I watched the fireworks on the Fourth of July perched on a picnic bench on a Williamsburg rooftop. I was with friends, but it seemed the whole city was out, clustered on neighboring roofs, their silhouettes illuminated in the glow of rainbow-colored starbursts. When it was over, I got a video call from my family, celebrating 2500 miles away in Southern California daylight. "I'm there in spirit!" I said, waving to my sun-speckled niece and nephew, my parents, my two brothers.
Later, my mom sent photos of everyone in the pool, accompanied by emoji hearts in every color. "We felt it," she wrote.
Last week, everyone I spoke to in that video call traveled to New York to celebrate a milestone birthday with my brother, and to acclimate to a later time zone before traveling on to Italy, where I'm writing this now. We've spent the last five days on a rare family trip, in a little house with a yard full of lavender and rosemary, on a hilltop covered in olive trees. We've toured a medieval city. We've visited the ocean, the faint lilac horizon we can see from our windows. We've eaten our weight in cheese.
As often seems to be the case when you leave a big city, we seem to have more hours in the day than we know what to do with, and I've spent every night since we arrived laying in bed writing and rewriting this post.
Yesterday, during one such session, I paged through a softcover notebook I occasionally use as a journal. The last full entry I wrote was on May 25th; after that, the pages devolve into grocery reminders and to-do lists, save for one single sentence from June 28th: "I've written nothing for weeks, but everything is happening."
The next page is blank.
I posted an entry here recently about navigating writers' block, the influence of which has been evident on the increasingly sparse pages of this blog. Something similar happened around this time last year, when I took a short hiatus to rethink the direction I wanted to take my site. What I may or may not have shared at the time was that I was also rethinking my decision to pursue writing, and whether or not I wanted to stay in New York.

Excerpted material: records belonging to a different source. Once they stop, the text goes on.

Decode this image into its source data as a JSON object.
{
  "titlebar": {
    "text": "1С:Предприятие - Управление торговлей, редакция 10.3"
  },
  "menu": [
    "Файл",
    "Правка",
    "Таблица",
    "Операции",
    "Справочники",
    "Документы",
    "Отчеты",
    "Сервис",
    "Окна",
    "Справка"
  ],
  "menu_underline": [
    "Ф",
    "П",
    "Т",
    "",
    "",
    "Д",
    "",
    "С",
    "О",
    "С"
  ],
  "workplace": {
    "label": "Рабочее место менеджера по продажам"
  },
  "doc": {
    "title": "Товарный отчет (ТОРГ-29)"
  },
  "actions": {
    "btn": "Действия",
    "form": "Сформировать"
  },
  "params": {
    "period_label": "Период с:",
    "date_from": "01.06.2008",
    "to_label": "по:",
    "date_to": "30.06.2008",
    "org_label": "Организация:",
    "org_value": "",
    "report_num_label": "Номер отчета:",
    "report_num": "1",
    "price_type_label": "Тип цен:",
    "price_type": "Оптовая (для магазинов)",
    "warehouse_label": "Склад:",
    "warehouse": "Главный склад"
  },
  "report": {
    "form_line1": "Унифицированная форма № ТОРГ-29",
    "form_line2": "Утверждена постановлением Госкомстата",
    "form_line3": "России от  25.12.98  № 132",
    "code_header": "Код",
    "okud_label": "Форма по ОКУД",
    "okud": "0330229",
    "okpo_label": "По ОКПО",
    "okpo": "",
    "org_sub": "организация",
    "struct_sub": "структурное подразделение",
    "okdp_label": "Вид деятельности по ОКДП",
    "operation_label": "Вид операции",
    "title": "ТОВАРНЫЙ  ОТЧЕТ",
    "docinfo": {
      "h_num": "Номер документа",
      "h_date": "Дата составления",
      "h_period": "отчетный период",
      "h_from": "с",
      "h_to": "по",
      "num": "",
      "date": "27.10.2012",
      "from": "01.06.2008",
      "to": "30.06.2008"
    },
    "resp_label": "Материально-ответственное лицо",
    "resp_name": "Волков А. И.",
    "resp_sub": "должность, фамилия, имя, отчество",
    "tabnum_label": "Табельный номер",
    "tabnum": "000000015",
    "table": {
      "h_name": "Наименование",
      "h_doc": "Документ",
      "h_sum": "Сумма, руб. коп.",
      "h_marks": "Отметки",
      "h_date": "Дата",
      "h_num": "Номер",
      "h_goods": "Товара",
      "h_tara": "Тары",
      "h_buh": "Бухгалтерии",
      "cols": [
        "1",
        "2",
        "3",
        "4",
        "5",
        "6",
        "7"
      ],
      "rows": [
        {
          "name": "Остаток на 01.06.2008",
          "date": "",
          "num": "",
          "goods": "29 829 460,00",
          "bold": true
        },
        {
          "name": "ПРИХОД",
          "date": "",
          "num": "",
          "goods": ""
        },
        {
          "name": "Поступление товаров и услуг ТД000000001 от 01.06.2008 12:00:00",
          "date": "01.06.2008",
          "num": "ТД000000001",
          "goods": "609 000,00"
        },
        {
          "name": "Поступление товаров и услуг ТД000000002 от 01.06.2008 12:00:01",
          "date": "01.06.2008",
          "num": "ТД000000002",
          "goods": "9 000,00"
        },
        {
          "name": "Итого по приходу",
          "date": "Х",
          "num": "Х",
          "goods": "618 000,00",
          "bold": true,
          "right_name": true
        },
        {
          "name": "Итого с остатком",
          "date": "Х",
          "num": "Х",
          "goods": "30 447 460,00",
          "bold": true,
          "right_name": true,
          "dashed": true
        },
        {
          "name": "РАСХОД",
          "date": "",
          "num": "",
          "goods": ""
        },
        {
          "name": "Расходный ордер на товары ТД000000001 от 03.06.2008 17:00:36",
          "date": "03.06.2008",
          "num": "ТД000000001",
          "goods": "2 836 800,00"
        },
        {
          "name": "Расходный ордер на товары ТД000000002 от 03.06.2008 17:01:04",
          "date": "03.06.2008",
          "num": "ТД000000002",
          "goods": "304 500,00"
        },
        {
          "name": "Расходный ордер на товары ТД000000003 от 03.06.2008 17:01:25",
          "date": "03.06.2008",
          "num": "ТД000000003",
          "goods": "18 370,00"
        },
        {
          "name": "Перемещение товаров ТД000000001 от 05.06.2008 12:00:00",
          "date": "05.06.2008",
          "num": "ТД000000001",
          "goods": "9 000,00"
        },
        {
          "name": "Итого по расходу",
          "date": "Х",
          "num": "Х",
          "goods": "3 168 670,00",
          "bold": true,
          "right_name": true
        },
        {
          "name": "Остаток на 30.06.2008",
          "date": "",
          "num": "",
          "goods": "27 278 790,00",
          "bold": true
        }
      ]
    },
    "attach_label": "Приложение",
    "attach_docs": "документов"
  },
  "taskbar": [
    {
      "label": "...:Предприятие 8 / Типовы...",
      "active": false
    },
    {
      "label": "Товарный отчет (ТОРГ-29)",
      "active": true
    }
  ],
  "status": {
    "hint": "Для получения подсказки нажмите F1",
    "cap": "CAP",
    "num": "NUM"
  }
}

I've found that this has been one of the biggest challenges of my twenties: often, everything — not just career, friendships, love, or location, but all of it, all at once — feels up in the air. It's a challenge, sometimes, to see things through with grace, with focus. It's a lot like juggling: trying to keep multiple batons in the air, being mindful all the time of timing, and footwork, and gravity.
These days, I'm there in spirit has become something of a steady mantra. I say it constantly. I've written it half a dozen times tonight alone, to friends back in New York, whose birthdays and shows and summer get-togethers I'm missing while traveling. And I mean it.
Also: however scattered, however absent, my spirit is here, too, with you. I hope that's felt.
A few weeks ago, I ran into an old friend outside a concert. "Where have you been?" he asked, and I had an experience like one you see in movies, when all of the events leading up to that single moment in time whiz by in a blur onscreen.
"Here," I said. "I've always been here."
I'll be traveling in Italy and Amsterdam til the 30th of July; I'll be back with a regular week of posts (that's five!) starting August 3rd. Sending lots of love from around the world in the meantime — and many thanks, as always, for your kind words and understanding about my sporadic posting this year. I'm here in spirit always; I really am.
You can find my previous POV entries, here. Thank you so much for reading. Photo via Instagram (where Max, Margaux, and I are posting photos of our trip).